I was born in England in 1957 and lived there until our family came to Australia in 1966. I grew up in Adelaide, South Australia, where I met and married my husband, David. We came together over a mutual love of trains. Both of us worked for the railways for many years, his job was with Australian National Railways, while I spent 12 years working for the STA, later TransAdelaide the Adelaide city transit system. After leaving that job I worked in hospitality until 2008. We moved to Tasmania in 2002 to live in the beautiful Huon Valley. In 2015 David became ill and passed away in October of that year. I currently co-write two blogs on WordPress.com with my sister Naomi. Our doll blog "Dolls, Dolls, Dolls", and "Our Other Blog" which is about everything else but with a focus on photographs and places in Tasmania. In November 2019 I began a new life in the house that Naomi and I intend to make our retirement home at Sisters Beach in Tasmania's northwest. Currently we have five pets between us. Naomi's two dogs Toby and Teddy and cats, Tigerwoods and Panther and my cat Polly. My dog Cindy passed away aged 16 in April 2022.


  1. We’re allowed to go outside but only with one additional person, which means, basically in groups of two. We have to maintain a 2-meter distance to whoever crosses our path and people follow this rule. Most shops do now have duct tape on the ground every two meters and signs that remind people about the rules. Most of the time I am at home because I and my friends just see it as “gaming time”, something we usually do in winter, but not very often or as excessive before spring.

    Apart from that, I walked a few days and I do my exercises at least one day per week to not lose condition. It might sound morbid if I say this, but in a way, the whole situation is also beautiful. Not the virus, but the result of it. It seems, while most people follow the rules, the majority of people do rather stay inside. This means, when you go outside, this world looks completely forlorn. There aren’t even many cars on the streets… no smell, no noise, no groups of people, no excessive commerce. Everything that, in my opinion, makes most of the city stress, just disappeared. Back then when I suffered from severe anxiety disease, I would have enjoyed it a lot. But even now, it’s somehow beautiful. It looks like I am not the “flock” type of person. Not that I like the disease, but I find the result of it enjoyable… basically, how life slowed down, how empty and quiet it is outside. It reminds me again why I liked Reinfeld so much.

    Anyway, I didn’t forget that this is a result of a pandemic. I hope that we manage to flatten the curve so that our health systems can cope with it. So that people with severe symptoms can get adequate treatment. I also feel with all those heroes in hospitals and so. It’s a surreal time.
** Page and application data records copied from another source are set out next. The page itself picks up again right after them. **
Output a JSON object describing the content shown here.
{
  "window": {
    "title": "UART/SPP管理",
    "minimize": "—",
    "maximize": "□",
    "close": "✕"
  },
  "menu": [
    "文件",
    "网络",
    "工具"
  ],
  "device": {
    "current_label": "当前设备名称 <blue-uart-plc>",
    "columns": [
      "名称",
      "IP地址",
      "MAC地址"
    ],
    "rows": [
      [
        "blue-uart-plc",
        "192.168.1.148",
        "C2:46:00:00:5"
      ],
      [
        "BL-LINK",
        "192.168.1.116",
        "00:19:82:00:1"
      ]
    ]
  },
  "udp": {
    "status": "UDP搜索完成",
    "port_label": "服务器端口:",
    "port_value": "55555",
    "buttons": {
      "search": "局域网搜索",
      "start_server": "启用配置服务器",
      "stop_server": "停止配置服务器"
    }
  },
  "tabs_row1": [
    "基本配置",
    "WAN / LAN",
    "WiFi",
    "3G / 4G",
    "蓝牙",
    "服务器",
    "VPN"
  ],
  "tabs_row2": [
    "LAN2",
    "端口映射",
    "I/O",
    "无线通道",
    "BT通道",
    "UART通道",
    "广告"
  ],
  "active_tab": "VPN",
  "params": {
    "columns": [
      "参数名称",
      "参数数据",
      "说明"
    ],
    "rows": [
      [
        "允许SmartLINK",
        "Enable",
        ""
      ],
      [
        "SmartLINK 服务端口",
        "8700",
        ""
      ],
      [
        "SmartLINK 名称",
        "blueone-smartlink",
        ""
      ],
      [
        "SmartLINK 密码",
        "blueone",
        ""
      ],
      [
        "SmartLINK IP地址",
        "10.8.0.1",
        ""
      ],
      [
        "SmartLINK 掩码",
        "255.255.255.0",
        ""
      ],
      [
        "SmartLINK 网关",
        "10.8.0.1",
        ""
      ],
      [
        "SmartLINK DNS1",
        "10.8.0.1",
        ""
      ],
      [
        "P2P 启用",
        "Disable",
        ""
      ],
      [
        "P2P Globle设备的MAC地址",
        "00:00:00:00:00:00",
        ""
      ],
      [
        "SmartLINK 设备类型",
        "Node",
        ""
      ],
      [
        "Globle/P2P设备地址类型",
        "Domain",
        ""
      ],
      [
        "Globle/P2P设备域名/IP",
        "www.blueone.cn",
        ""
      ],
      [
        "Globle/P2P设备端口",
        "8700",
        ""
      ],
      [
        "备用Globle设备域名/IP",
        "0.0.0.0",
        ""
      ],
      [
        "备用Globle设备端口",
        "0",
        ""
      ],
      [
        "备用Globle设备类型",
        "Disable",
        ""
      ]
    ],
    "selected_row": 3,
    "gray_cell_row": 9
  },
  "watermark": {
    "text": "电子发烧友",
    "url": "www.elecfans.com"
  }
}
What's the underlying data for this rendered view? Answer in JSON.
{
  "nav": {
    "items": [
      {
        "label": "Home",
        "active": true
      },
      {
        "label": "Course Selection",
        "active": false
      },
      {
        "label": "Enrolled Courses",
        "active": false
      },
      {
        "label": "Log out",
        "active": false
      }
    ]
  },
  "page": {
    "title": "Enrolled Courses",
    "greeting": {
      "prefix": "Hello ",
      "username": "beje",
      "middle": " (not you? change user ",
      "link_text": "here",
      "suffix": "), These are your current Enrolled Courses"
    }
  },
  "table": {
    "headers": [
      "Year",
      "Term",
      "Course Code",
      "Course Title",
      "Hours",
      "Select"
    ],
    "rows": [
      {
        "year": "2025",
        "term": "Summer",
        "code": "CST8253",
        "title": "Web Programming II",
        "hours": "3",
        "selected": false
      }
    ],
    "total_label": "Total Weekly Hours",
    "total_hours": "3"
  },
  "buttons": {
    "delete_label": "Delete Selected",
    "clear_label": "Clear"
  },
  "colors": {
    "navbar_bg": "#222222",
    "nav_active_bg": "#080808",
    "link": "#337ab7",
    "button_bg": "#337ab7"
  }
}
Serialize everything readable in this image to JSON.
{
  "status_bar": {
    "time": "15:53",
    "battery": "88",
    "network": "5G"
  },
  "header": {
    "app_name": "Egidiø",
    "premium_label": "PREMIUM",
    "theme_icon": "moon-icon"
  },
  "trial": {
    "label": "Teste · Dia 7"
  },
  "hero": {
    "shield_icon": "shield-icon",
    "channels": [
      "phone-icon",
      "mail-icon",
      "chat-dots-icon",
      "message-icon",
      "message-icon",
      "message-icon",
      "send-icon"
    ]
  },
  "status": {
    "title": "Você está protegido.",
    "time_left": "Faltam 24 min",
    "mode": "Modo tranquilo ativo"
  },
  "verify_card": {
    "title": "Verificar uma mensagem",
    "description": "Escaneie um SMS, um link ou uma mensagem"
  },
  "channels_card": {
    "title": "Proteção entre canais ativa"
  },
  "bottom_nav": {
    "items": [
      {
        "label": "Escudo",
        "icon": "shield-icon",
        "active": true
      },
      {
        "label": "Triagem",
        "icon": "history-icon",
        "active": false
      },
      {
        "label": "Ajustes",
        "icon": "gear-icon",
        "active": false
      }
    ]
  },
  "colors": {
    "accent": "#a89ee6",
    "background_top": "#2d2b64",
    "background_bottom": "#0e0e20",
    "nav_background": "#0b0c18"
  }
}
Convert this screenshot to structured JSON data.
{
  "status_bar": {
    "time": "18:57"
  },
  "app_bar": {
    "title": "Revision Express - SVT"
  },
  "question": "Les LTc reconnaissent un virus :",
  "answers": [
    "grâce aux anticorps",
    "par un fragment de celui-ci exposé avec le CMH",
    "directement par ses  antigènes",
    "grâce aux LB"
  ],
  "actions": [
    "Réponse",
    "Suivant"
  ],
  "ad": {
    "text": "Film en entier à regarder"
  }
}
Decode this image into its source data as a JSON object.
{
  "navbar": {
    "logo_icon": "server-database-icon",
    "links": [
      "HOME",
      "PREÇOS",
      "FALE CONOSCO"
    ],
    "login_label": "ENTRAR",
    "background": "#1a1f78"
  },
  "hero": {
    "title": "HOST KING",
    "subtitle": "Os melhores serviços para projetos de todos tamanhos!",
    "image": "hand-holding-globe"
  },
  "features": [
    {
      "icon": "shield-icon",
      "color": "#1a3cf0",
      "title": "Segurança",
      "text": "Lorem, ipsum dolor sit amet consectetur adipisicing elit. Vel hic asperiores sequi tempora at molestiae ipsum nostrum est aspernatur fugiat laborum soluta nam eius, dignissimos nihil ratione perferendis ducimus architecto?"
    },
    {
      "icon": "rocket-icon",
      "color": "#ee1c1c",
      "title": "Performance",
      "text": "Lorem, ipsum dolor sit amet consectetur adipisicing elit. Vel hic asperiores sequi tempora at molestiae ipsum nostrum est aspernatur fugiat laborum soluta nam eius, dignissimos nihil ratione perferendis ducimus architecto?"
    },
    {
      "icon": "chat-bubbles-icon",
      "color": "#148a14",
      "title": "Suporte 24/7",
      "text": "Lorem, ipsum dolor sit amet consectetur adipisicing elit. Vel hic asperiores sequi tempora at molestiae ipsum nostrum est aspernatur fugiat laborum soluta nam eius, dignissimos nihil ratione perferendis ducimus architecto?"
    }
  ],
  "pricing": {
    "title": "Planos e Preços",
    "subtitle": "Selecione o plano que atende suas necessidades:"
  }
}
    Liked by 1 person

    • We have the same rules and by and large people are doing the right thing although there are always a few that think the rules don’t apply to them. I know what you mean about the beauty, we introverts enjoy the lack of noise, crowds and stress. If only it weren’t for this reason. It would be a wonderful thing if this pandemic could be treated as a pause where the earth gets a chance to rest and when it is over we look at better and fairer ways of doing things. It probably won’t happen but it would be nice.

      Liked by 1 person

      • Same here. There seem to be some people who just don’t care but maybe they learn after the police gives them a huge fine. It can get expensive for them.

        Yes, sadly it’s because of a pandemic. But I hope too that we all learn something in this situation.

        Liked by 1 person

Leave a Reply

Fill in your details below or click an icon to log in:

WordPress.com Logo

You are commenting using your WordPress.com account. Log Out /  Change )

Facebook photo

You are commenting using your Facebook account. Log Out /  Change )

Connecting to %s

This site uses Akismet to reduce spam. Learn how your comment data is processed.